For the remainder of the week, R was put on a painful medication called cytotec, which made her uterus (and, by proxy, her stomach and intestines) contract in order to help expel any remaining pregnancy tissue. The OB surgeon was pretty on the fence about whether she would need a D&C or not, so we went back for follow-up ultrasounds on Thursday and Friday. On Friday, Dr. H felt pretty sure that she wasn’t going to need a D&C, but he told us to call him right away if R began to hemorrhage. Not the kind of bedside comfort that you want before heading into a long weekend of no medical supervision. Thank God, though, that we have an amazing support network of family and friends, so we were only left alone when we wanted to be, and even then, a kind voice was only a phone call away. R’s milk came in on Saturday, which was painful and upsetting. Especially since no one had thought to tell us that may happen. It was a very long weekend.
Through all of this, we have had an overwhelming outpouring of support. We do have such an amazing life. Our wonderful friends and family have been with us every step of the way (in person and over the phone). People have brought us flowers, cards, food, and gifts. We’ve received so many loving messages of support. And the influx of visitors has made the passage of time bearable. There are a lot of people who are carrying us through right now, until we can carry ourselves again. I will say that the rock that is our marriage feels like it’s made out of steel now. I cannot possibly imagine walking through this experience with anyone other than R. She is the person I was born to spend my life with and I know that more than ever before.
This week, R has had follow-up appointments on Monday and today (Wednesday). Her blood work today looks very good. Her hemoglobin is back up into a normal range. Her thyroid levels are stable, and her HcG is halving like it should be. We have an appointment with a grief counselor tomorrow, and an endocrinologist on Tuesday (to follow-up on the thyroid stuff). Our next appointment with the midwives is also next Tuesday. As the physical stuff abates, though, the emotional anguish of this whole week comes crashing down. I just can’t believe that our little boy is gone. Really gone. We had only begun to get to know him, to imagine our future with him. And now he’s just this missing piece of us. I cycle through feeling heartbroken, numb, sick, and exhausted. We have to start getting back to some normal activities now (work, school, appointments), so I have to get better at just pushing through the grief, but I feel eaten up with it. I know that R and I will have other children.
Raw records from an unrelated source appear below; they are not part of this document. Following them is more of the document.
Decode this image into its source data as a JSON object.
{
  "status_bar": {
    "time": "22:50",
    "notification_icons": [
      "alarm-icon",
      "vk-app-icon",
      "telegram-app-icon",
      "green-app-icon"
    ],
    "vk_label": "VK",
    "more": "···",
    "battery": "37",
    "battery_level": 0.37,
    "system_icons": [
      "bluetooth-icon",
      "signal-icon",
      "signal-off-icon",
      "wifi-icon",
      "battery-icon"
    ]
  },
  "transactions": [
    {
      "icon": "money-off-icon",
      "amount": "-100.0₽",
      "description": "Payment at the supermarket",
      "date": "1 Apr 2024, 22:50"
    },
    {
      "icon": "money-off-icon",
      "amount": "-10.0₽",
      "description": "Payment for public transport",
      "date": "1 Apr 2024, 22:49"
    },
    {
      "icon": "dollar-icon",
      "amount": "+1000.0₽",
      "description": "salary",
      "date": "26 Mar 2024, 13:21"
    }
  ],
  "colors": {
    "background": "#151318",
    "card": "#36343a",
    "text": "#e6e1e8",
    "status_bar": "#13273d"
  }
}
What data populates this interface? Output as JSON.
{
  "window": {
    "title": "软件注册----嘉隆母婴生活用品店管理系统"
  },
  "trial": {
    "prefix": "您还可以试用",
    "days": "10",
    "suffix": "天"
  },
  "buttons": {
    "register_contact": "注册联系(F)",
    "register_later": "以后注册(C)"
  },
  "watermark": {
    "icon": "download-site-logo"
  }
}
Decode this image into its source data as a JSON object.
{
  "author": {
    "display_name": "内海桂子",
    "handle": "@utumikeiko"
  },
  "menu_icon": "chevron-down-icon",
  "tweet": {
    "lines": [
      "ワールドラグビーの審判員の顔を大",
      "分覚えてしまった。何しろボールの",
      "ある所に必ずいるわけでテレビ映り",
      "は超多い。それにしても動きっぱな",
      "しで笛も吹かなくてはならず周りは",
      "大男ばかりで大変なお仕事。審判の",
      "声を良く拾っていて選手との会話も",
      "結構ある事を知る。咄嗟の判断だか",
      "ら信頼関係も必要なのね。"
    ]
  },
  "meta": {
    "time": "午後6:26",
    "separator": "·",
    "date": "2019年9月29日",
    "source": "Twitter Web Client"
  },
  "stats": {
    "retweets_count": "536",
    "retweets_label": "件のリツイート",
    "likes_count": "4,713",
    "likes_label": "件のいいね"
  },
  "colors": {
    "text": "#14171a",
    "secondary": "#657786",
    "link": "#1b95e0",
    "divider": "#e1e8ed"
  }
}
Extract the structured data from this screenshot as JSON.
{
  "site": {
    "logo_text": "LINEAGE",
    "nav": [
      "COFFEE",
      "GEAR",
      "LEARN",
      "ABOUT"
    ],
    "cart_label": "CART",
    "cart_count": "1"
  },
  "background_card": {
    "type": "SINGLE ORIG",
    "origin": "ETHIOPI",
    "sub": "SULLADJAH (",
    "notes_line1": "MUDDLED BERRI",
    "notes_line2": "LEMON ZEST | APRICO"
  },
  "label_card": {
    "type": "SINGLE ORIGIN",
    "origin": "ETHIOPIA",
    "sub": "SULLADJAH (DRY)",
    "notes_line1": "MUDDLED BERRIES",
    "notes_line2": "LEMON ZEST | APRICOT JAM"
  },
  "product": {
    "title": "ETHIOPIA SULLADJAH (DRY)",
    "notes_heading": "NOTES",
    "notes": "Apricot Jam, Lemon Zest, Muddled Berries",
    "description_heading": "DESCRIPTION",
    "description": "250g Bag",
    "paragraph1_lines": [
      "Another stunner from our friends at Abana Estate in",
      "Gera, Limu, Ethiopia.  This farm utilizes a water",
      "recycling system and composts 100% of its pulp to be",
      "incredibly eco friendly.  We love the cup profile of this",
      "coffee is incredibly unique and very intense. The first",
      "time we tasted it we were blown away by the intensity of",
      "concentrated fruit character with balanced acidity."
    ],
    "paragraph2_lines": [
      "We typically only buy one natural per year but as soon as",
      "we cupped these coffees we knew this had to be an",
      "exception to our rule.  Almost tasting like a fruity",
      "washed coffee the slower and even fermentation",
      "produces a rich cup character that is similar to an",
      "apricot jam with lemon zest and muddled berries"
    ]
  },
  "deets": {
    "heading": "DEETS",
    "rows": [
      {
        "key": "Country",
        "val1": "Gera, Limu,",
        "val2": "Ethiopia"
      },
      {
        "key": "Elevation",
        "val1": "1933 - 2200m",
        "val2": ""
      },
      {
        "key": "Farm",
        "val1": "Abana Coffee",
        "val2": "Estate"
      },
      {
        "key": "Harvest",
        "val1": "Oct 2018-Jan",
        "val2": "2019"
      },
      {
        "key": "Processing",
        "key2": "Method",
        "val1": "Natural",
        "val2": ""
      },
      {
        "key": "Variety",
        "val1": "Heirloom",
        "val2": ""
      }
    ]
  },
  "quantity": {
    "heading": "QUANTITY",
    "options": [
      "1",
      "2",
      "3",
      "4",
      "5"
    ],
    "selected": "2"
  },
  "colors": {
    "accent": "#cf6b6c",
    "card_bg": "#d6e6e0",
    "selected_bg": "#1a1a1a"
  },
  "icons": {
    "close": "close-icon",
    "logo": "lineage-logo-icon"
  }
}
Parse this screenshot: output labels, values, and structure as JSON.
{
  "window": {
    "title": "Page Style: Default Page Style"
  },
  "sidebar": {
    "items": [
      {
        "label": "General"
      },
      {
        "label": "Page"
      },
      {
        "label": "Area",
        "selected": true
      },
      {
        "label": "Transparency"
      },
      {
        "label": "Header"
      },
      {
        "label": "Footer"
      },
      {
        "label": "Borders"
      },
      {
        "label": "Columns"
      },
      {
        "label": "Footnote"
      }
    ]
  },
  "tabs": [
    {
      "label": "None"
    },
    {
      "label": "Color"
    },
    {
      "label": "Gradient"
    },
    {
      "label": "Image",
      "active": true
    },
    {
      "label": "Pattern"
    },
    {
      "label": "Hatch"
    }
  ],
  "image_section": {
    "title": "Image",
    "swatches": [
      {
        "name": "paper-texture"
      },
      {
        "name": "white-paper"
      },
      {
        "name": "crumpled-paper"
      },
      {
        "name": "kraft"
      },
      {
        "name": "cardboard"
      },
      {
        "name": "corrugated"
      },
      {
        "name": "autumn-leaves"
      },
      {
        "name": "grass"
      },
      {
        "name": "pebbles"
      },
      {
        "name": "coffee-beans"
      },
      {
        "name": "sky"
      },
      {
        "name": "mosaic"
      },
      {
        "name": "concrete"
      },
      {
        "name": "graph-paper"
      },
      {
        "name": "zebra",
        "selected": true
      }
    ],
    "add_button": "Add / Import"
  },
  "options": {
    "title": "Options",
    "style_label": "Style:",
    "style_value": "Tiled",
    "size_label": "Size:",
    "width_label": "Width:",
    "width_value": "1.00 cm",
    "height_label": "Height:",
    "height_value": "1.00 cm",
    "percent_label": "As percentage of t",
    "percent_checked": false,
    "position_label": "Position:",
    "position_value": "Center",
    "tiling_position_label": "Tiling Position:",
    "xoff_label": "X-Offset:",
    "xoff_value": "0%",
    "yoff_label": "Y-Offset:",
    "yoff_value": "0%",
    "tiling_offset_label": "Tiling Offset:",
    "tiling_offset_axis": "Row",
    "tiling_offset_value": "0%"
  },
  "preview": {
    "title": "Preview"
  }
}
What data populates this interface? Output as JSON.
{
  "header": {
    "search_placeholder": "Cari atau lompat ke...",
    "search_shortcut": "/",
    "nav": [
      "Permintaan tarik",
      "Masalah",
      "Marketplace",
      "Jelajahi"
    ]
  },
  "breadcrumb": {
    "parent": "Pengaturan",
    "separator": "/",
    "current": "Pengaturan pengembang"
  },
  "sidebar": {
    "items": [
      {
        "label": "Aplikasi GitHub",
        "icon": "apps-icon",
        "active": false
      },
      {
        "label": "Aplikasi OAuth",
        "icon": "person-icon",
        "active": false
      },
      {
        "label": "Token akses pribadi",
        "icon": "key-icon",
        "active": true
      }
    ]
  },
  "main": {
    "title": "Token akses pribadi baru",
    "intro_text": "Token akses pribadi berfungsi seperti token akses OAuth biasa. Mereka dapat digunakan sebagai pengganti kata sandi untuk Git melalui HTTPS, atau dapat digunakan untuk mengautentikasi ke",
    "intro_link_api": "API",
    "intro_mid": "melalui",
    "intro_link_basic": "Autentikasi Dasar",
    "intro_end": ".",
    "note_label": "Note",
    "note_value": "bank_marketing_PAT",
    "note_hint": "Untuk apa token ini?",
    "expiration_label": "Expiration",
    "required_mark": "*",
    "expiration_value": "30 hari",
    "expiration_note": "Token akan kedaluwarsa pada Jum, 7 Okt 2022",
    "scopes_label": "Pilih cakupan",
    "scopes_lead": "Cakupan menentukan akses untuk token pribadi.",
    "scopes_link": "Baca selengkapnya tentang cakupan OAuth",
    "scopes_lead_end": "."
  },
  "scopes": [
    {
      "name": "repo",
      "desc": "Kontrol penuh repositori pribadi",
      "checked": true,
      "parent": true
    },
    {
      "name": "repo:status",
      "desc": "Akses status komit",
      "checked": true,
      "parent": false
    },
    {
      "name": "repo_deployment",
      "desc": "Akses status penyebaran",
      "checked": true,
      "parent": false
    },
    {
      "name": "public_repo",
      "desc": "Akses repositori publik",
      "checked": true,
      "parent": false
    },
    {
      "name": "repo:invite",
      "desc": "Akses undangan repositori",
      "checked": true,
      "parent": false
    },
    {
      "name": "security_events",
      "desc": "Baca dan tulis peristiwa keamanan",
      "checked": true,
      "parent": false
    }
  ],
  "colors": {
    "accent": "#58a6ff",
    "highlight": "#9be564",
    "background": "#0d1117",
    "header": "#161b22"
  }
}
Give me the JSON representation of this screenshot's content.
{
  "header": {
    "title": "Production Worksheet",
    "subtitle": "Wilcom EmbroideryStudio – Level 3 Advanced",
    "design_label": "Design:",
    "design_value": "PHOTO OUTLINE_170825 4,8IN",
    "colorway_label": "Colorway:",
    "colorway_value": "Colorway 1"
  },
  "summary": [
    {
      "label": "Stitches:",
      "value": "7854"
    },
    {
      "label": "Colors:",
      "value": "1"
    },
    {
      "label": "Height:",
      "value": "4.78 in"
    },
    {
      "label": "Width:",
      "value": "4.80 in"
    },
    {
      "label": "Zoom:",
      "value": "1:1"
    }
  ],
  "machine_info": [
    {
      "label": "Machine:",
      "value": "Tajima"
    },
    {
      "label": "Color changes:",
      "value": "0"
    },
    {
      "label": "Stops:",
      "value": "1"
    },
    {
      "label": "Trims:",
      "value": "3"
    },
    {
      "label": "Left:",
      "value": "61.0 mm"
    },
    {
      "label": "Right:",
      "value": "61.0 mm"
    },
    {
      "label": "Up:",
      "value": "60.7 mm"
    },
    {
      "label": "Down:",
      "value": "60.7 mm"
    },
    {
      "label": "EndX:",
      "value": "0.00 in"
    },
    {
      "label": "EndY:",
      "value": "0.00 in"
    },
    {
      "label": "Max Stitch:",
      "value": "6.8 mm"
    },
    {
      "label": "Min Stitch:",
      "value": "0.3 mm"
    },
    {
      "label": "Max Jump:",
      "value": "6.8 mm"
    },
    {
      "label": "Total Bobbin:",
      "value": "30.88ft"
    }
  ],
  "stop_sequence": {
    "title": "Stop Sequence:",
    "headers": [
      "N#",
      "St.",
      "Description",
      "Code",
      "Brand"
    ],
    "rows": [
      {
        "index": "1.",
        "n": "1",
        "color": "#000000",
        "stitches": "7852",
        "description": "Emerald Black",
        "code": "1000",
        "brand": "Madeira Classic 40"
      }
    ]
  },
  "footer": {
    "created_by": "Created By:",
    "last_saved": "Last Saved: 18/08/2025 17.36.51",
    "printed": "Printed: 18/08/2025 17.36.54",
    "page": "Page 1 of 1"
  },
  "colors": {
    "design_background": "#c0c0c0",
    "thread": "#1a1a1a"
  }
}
I know that we will be amazing parents, but for the time being, I just want to grieve the fact that I’ll never get to watch Emmett grow, cry, walk, or talk. For now he’s this quiet weight in my heart that feels very heavy.